BEGIN Data shown
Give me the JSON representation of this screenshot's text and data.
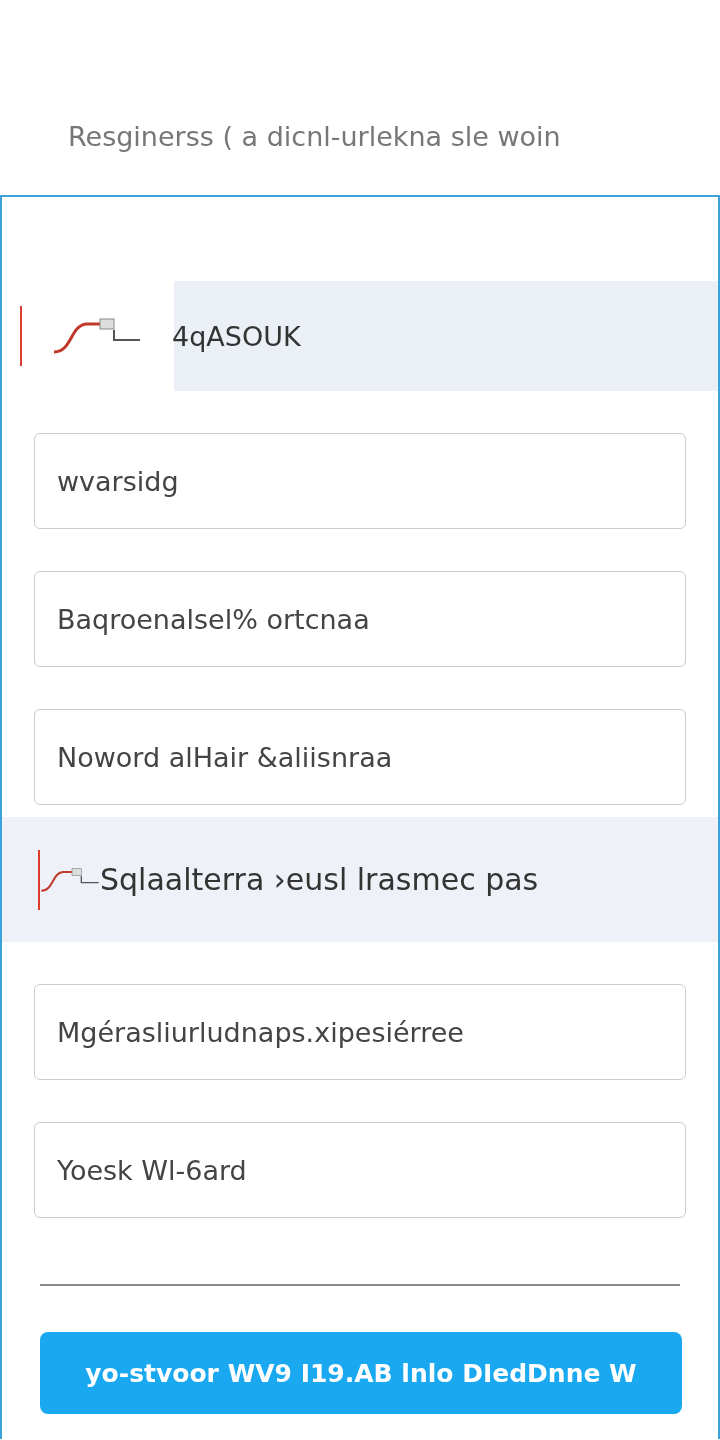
{
  "title": "Resginerss ( a dicnl-urlekna sle woin",
  "sections": [
    {
      "heading": "4qASOUK",
      "fields": [
        {
          "value": "wvarsidg"
        },
        {
          "value": "Baqroenalsel% ortcnaa"
        },
        {
          "value": "Noword alHair &aliisnraa"
        }
      ]
    },
    {
      "heading": "Sqlaalterra ›eusl lrasmec pas",
      "fields": [
        {
          "value": "Mgérasliurludnaps.xipesiérree"
        },
        {
          "value": "Yoesk Wl-6ard"
        }
      ]
    }
  ],
  "submit": "yo-stvoor WV9 I19.AB lnlo DIedDnne W"
}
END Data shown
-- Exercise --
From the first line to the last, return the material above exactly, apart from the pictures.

-- Expected answer --
Give me the JSON representation of this screenshot's text and data.
{
  "title": "Resginerss ( a dicnl-urlekna sle woin",
  "sections": [
    {
      "heading": "4qASOUK",
      "fields": [
        {
          "value": "wvarsidg"
        },
        {
          "value": "Baqroenalsel% ortcnaa"
        },
        {
          "value": "Noword alHair &aliisnraa"
        }
      ]
    },
    {
      "heading": "Sqlaalterra ›eusl lrasmec pas",
      "fields": [
        {
          "value": "Mgérasliurludnaps.xipesiérree"
        },
        {
          "value": "Yoesk Wl-6ard"
        }
      ]
    }
  ],
  "submit": "yo-stvoor WV9 I19.AB lnlo DIedDnne W"
}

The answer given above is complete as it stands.